Results:
Reaction of hydrocarbons with acidified permanganate: Toluene: Two clear layers, bottom layer of purple coloration, top layer transparent. Cyclohexane: Two clear layers, bottom layer of purple coloration, top layer transparent. Cyclohexene: Completely decolorized. Reaction of hydrocarbons with bromine water: Toluene: Two layers, top layer an opaque yellow, the bottom a transparent yellow. Cyclohexane: Two layers, top layer a bright orange colour, the bottom a yellow colour. Cyclohexene: Completely Decolorized In the investigation my results show that only the alkene reacted with the acidified permanganate solution. The alkanes and aromatics did not react with the potassium permanganate solution because the alkenes are more reactive as they want to become a single bond which is more stable.
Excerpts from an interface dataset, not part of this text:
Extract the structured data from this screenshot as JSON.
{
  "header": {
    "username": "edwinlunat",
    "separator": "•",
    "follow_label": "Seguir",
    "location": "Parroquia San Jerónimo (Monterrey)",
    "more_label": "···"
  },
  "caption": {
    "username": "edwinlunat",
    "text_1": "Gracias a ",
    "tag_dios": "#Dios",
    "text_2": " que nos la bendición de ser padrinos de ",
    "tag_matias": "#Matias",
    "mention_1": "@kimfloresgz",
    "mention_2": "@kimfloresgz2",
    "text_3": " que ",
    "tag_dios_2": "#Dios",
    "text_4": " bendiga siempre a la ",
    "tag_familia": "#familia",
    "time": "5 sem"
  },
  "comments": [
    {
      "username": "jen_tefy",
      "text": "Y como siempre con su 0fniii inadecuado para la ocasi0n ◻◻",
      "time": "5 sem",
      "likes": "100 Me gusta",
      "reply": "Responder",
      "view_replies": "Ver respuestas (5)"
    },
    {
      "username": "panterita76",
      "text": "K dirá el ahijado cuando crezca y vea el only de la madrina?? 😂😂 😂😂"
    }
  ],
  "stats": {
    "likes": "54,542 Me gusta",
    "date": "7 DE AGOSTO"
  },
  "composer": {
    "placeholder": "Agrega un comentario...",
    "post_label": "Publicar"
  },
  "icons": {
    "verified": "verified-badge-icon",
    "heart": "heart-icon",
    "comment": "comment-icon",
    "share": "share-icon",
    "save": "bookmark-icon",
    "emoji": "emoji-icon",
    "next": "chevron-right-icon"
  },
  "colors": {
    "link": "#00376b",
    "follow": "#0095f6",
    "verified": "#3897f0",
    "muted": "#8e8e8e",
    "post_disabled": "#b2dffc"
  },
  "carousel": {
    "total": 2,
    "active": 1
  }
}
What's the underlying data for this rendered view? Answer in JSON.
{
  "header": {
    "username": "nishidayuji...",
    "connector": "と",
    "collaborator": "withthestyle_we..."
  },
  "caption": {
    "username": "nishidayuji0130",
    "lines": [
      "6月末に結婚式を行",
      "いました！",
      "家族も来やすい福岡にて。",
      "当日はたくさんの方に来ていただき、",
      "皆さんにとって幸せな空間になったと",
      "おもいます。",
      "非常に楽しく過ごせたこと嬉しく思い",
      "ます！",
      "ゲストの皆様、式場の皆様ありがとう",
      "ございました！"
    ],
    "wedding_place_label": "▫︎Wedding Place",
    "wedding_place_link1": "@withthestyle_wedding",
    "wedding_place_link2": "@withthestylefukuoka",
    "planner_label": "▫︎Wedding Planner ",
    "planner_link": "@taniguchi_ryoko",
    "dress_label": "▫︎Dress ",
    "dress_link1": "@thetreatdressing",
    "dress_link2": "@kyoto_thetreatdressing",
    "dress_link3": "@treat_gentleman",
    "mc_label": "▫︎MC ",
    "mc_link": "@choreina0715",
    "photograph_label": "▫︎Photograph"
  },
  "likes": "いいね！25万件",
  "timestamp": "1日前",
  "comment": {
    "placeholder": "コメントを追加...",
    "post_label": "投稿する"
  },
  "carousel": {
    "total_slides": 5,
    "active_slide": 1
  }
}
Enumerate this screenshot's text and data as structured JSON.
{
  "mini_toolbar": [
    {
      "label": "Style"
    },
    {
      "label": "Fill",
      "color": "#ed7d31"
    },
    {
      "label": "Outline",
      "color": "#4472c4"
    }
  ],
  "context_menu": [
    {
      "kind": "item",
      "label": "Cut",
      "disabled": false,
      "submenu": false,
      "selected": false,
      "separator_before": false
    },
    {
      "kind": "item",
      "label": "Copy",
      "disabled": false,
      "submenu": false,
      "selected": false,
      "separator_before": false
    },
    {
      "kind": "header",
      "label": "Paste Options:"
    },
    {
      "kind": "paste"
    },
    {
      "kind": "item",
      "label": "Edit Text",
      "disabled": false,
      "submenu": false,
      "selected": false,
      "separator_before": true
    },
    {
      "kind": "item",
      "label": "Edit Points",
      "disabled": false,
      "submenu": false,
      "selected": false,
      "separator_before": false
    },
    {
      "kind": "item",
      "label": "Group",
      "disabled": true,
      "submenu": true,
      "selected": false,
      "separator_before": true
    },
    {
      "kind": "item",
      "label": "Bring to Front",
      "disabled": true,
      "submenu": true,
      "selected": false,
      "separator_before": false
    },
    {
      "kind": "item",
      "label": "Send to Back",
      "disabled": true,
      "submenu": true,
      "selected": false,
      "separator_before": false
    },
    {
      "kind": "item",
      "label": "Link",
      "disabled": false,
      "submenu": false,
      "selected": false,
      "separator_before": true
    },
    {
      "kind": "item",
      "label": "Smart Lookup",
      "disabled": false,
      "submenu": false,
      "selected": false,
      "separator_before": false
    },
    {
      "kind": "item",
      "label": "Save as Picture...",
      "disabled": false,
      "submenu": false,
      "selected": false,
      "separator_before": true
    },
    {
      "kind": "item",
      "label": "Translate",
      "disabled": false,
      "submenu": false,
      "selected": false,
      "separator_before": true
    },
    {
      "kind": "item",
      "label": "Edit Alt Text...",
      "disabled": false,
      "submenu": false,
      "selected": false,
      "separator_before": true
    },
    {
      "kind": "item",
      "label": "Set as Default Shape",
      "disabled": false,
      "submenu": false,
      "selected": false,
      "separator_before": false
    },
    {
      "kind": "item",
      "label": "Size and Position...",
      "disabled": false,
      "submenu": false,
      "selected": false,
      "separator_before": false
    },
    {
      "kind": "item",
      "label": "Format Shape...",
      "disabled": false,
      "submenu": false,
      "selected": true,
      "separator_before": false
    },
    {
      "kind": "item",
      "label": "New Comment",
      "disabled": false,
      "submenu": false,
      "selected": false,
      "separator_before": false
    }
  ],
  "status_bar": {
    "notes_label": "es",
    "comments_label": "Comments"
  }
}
The cyclohexane and toluene was only a substitution reaction with the bromine water and did not actually react were as the cyclohexene was an addition reaction which caused a reaction with the bromine water.

If you assume that all alkane reactions will react the same as cyclohexane and all aromatics react the same as the toluene then they will all not react with bromine water and acidified permanganate solution. where as if you assume that all the alkenes will react the same as the cyclohexene then they will all react with bromine water and acidified permanganate solution in your assumption. So therefore you will assume that alkenes are reactive or more reactive than aromatics and alkane. The hydrocarbon that would be suitable as a solvent in the chemical plant would be the cyclohexane and toluene because they are an unreactive solvent were as the cyclohexene is reactive. For the plant, a non-polar substance is needed and because cyclohexane and toluene is non-polar it makes it suitable for the usage at the plant.